Written by Clara Hinton
When a mother hears the word “stillbirth”, there are often hundreds of questions that race through her mind. The first and foremost question is, “What is a stillbirth?”
A stillbirth is the birth of a fully formed baby who is not living. The death may have occurred weeks before labor. Or, the death of the baby may have taken place hours before labor, or during the actual labor. The end result is always the same, though. A stillbirth is the birth of a baby who has died.
What causes a stillbirth? Many times the cause is never known, and a stillbirth is not likely to occur in a subsequent birth. Sometimes the cause of a stillbirth can be traced to problems with the position of the umbilical cord. Other causes can be traced to defects in the baby, especially chromosomal defects. High blood pressure in the mother is also a risk factor.
A stillbirth is an extremely difficult loss to endure. The baby will most often look perfectly formed and perfectly healthy. There will be ten little fingers and ten little toes, and perhaps a full head of hair. It is important for a mother to understand that she will have strong feelings for this little baby, and it will take a while for the shock of the baby’s death to seem real.
Most hospitals are very understanding about how important it is for a mother to hold her stillborn baby. A mother should not rush through the experience of holding her stillborn baby, but should take all the time she wants and needs holding her child. This time alone with the baby will be cherished time later on, and will be instrumental in helping cope with the grief of child loss.

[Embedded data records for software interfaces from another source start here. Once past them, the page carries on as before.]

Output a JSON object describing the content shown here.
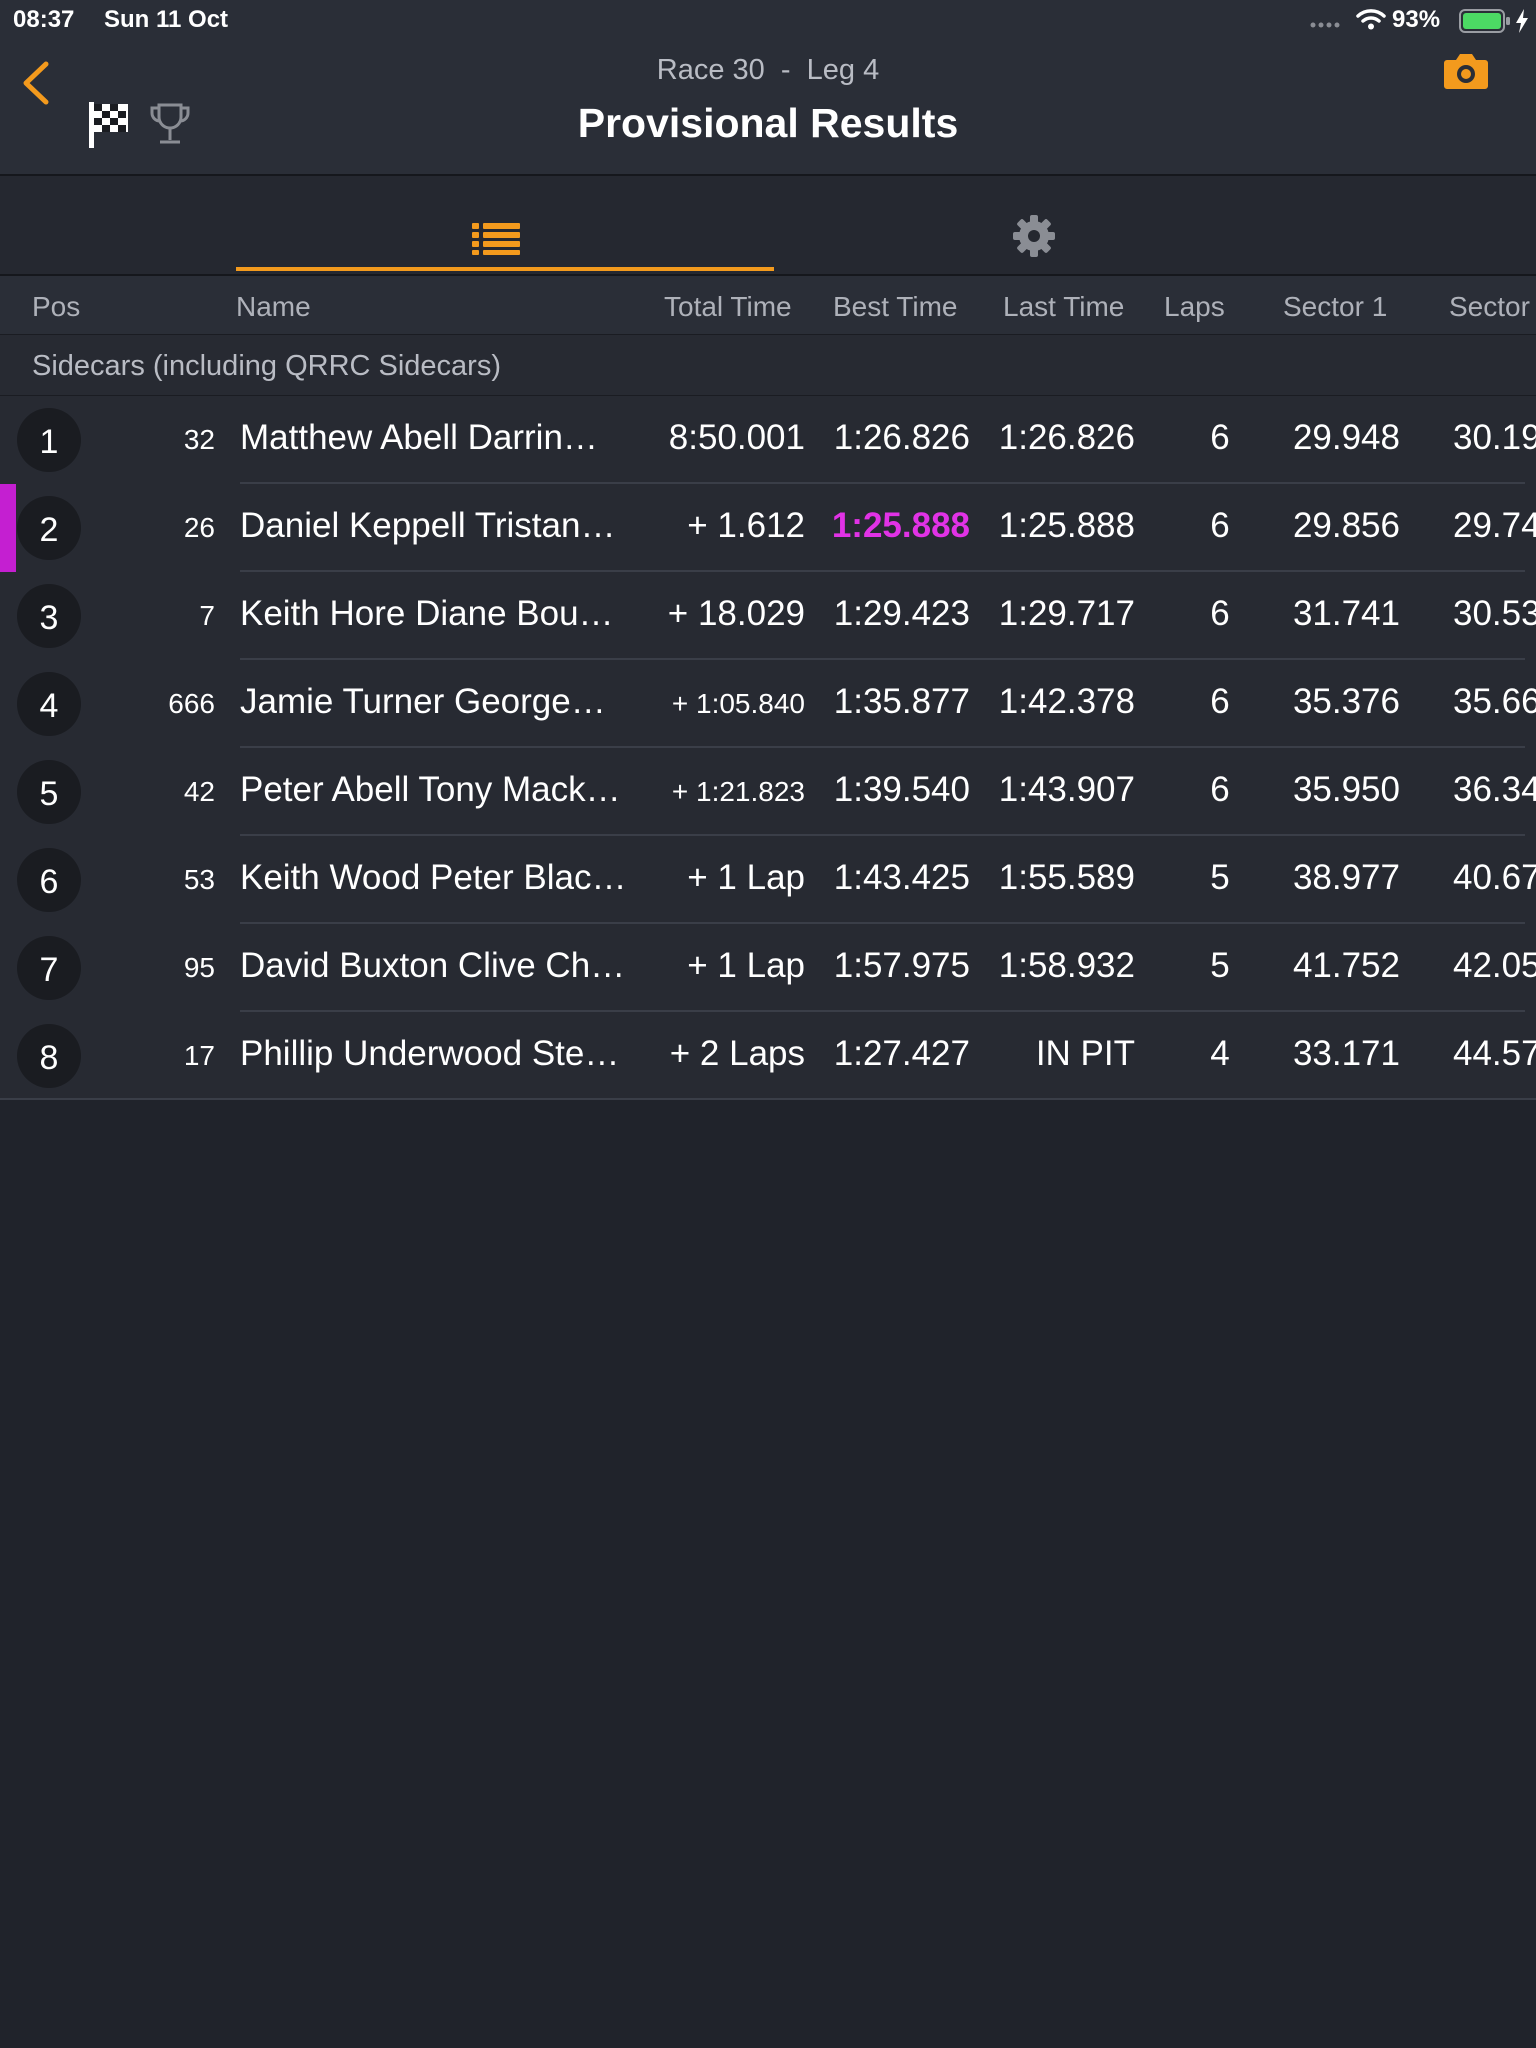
{
  "status_bar": {
    "time": "08:37",
    "date": "Sun 11 Oct",
    "battery": "93%",
    "icons": [
      "signal-dots-icon",
      "wifi-icon",
      "battery-icon",
      "charging-bolt-icon"
    ]
  },
  "header": {
    "subtitle": "Race 30  -  Leg 4",
    "title": "Provisional Results",
    "icons": [
      "back-chevron-icon",
      "checkered-flag-icon",
      "trophy-icon",
      "camera-icon"
    ],
    "accent_color": "#f39a1d"
  },
  "tabs": [
    {
      "icon": "list-icon",
      "selected": true
    },
    {
      "icon": "gear-icon",
      "selected": false
    }
  ],
  "columns": {
    "pos": "Pos",
    "name": "Name",
    "total_time": "Total Time",
    "best_time": "Best Time",
    "last_time": "Last Time",
    "laps": "Laps",
    "sector1": "Sector 1",
    "sector2": "Sector"
  },
  "group_label": "Sidecars (including QRRC Sidecars)",
  "rows": [
    {
      "pos": "1",
      "num": "32",
      "name": "Matthew Abell Darrin…",
      "total": "8:50.001",
      "best": "1:26.826",
      "last": "1:26.826",
      "laps": "6",
      "s1": "29.948",
      "s2": "30.19"
    },
    {
      "pos": "2",
      "num": "26",
      "name": "Daniel Keppell Tristan…",
      "total": "+ 1.612",
      "best": "1:25.888",
      "last": "1:25.888",
      "laps": "6",
      "s1": "29.856",
      "s2": "29.74"
    },
    {
      "pos": "3",
      "num": "7",
      "name": "Keith Hore Diane Bou…",
      "total": "+ 18.029",
      "best": "1:29.423",
      "last": "1:29.717",
      "laps": "6",
      "s1": "31.741",
      "s2": "30.53"
    },
    {
      "pos": "4",
      "num": "666",
      "name": "Jamie Turner George…",
      "total": "+ 1:05.840",
      "best": "1:35.877",
      "last": "1:42.378",
      "laps": "6",
      "s1": "35.376",
      "s2": "35.66"
    },
    {
      "pos": "5",
      "num": "42",
      "name": "Peter Abell Tony Mack…",
      "total": "+ 1:21.823",
      "best": "1:39.540",
      "last": "1:43.907",
      "laps": "6",
      "s1": "35.950",
      "s2": "36.34"
    },
    {
      "pos": "6",
      "num": "53",
      "name": "Keith Wood Peter Blac…",
      "total": "+ 1 Lap",
      "best": "1:43.425",
      "last": "1:55.589",
      "laps": "5",
      "s1": "38.977",
      "s2": "40.67"
    },
    {
      "pos": "7",
      "num": "95",
      "name": "David Buxton Clive Ch…",
      "total": "+ 1 Lap",
      "best": "1:57.975",
      "last": "1:58.932",
      "laps": "5",
      "s1": "41.752",
      "s2": "42.05"
    },
    {
      "pos": "8",
      "num": "17",
      "name": "Phillip Underwood Ste…",
      "total": "+ 2 Laps",
      "best": "1:27.427",
      "last": "IN PIT",
      "laps": "4",
      "s1": "33.171",
      "s2": "44.57"
    }
  ],
  "highlight_color": "#e132e6"
}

There are many things to consider when a stillborn baby has been delivered. Should the baby have a name? Should pictures be taken of the baby? Should the baby be dressed in clothes? Should a memorial service be planned? If the baby was born prior to the state’s requirements for a burial, can the baby be buried at home?

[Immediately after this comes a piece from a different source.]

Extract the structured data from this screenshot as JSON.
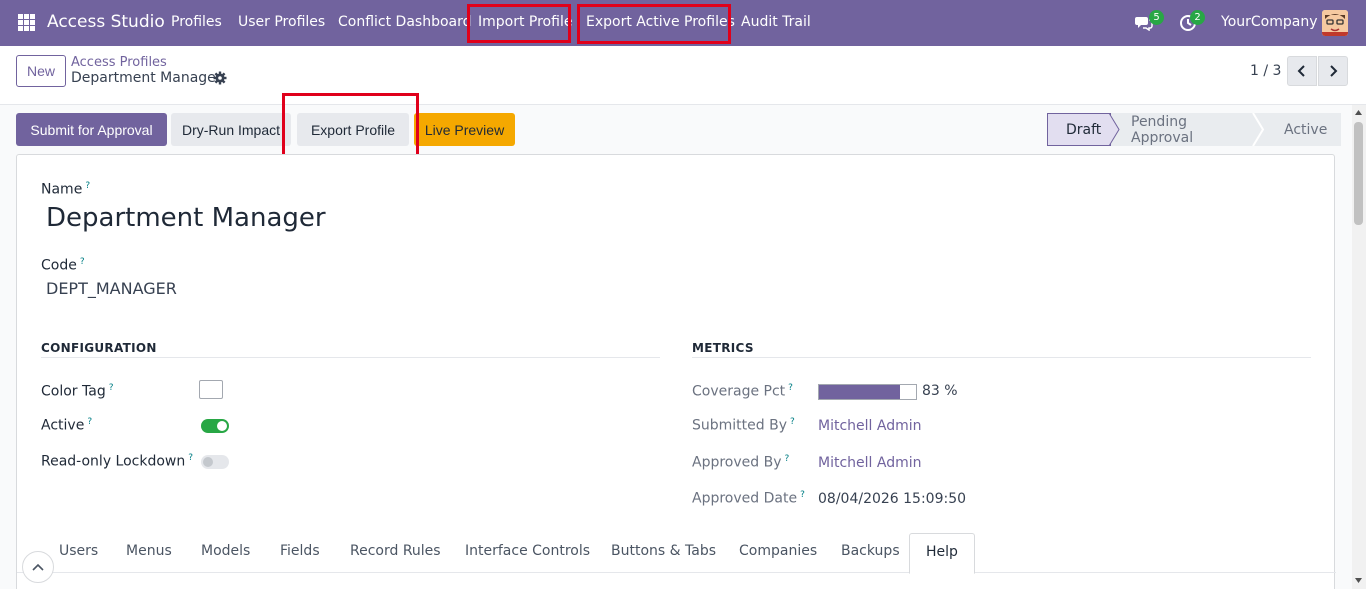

Often, nobody will make suggestions to you at the time of the delivery of your stillborn child because it is such a painful experience for everyone. It is much easier emotionally to rush through the entire ordeal, often leaving the parents with a lot of unanswered questions and future grief. It is so important to be aware of the fact that you do have rights and you do have several options available to you.

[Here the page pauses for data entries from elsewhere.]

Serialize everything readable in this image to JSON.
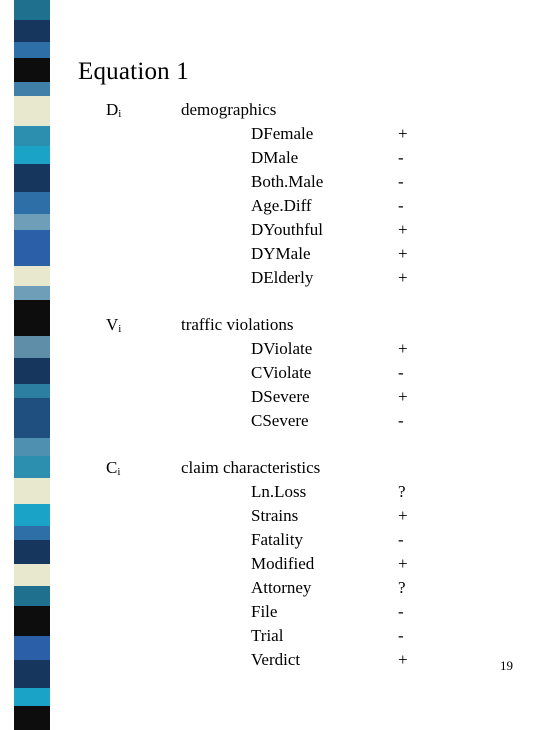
{
  "slide": {
    "title": "Equation 1",
    "page_number": "19"
  },
  "groups": [
    {
      "symbol": "D",
      "subscript": "i",
      "label": "demographics",
      "rows": [
        {
          "name": "DFemale",
          "sign": "+"
        },
        {
          "name": "DMale",
          "sign": "-"
        },
        {
          "name": "Both.Male",
          "sign": "-"
        },
        {
          "name": "Age.Diff",
          "sign": "-"
        },
        {
          "name": "DYouthful",
          "sign": "+"
        },
        {
          "name": "DYMale",
          "sign": "+"
        },
        {
          "name": "DElderly",
          "sign": "+"
        }
      ]
    },
    {
      "symbol": "V",
      "subscript": "i",
      "label": "traffic violations",
      "rows": [
        {
          "name": "DViolate",
          "sign": "+"
        },
        {
          "name": "CViolate",
          "sign": "-"
        },
        {
          "name": "DSevere",
          "sign": "+"
        },
        {
          "name": "CSevere",
          "sign": "-"
        }
      ]
    },
    {
      "symbol": "C",
      "subscript": "i",
      "label": "claim characteristics",
      "rows": [
        {
          "name": "Ln.Loss",
          "sign": "?"
        },
        {
          "name": "Strains",
          "sign": "+"
        },
        {
          "name": "Fatality",
          "sign": "-"
        },
        {
          "name": "Modified",
          "sign": "+"
        },
        {
          "name": "Attorney",
          "sign": "?"
        },
        {
          "name": "File",
          "sign": "-"
        },
        {
          "name": "Trial",
          "sign": "-"
        },
        {
          "name": "Verdict",
          "sign": "+"
        }
      ]
    }
  ],
  "decor": {
    "strip_colors": [
      {
        "color": "#1f6f8f",
        "height": 20
      },
      {
        "color": "#17365d",
        "height": 22
      },
      {
        "color": "#2f6fa8",
        "height": 16
      },
      {
        "color": "#0d0d0d",
        "height": 24
      },
      {
        "color": "#3f7fa8",
        "height": 14
      },
      {
        "color": "#e8e8cf",
        "height": 30
      },
      {
        "color": "#2c8fb0",
        "height": 20
      },
      {
        "color": "#1aa3c7",
        "height": 18
      },
      {
        "color": "#17365d",
        "height": 28
      },
      {
        "color": "#2f6fa8",
        "height": 22
      },
      {
        "color": "#6f9fb8",
        "height": 16
      },
      {
        "color": "#2b5fa8",
        "height": 36
      },
      {
        "color": "#e8e8cf",
        "height": 20
      },
      {
        "color": "#6f9fb8",
        "height": 14
      },
      {
        "color": "#0d0d0d",
        "height": 36
      },
      {
        "color": "#5f8fa8",
        "height": 22
      },
      {
        "color": "#17365d",
        "height": 26
      },
      {
        "color": "#2c7fa0",
        "height": 14
      },
      {
        "color": "#1f4f7f",
        "height": 40
      },
      {
        "color": "#4f8fb0",
        "height": 18
      },
      {
        "color": "#2c8fb0",
        "height": 22
      },
      {
        "color": "#e8e8cf",
        "height": 26
      },
      {
        "color": "#1aa3c7",
        "height": 22
      },
      {
        "color": "#2f6fa8",
        "height": 14
      },
      {
        "color": "#17365d",
        "height": 24
      },
      {
        "color": "#e8e8cf",
        "height": 22
      },
      {
        "color": "#1f6f8f",
        "height": 20
      },
      {
        "color": "#0d0d0d",
        "height": 30
      },
      {
        "color": "#2b5fa8",
        "height": 24
      },
      {
        "color": "#17365d",
        "height": 28
      },
      {
        "color": "#1aa3c7",
        "height": 18
      },
      {
        "color": "#0d0d0d",
        "height": 24
      }
    ]
  }
}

Above all else, do what is healing for you. If you want to take hundreds of pictures, then do so. If you want to have a memorial service for your baby, of course you should follow through with this. If you want to dress your baby and rock him/her for several hours, then ask the hospital staff for a rocking chair and take your time alone holding your baby. Remember—this is your baby!
The grief one experiences from a stillbirth is a very deep grief. There was anticipation and planning for a beautiful child, and all of those dreams were taken away. By doing everything possible to validate the fact that you delivered a baby, you will aid in your journey of grief in the days ahead. The walk from grief back to joy-filled living might be a very slow process. Be gentle with yourself! Working through grief is lots of hard work!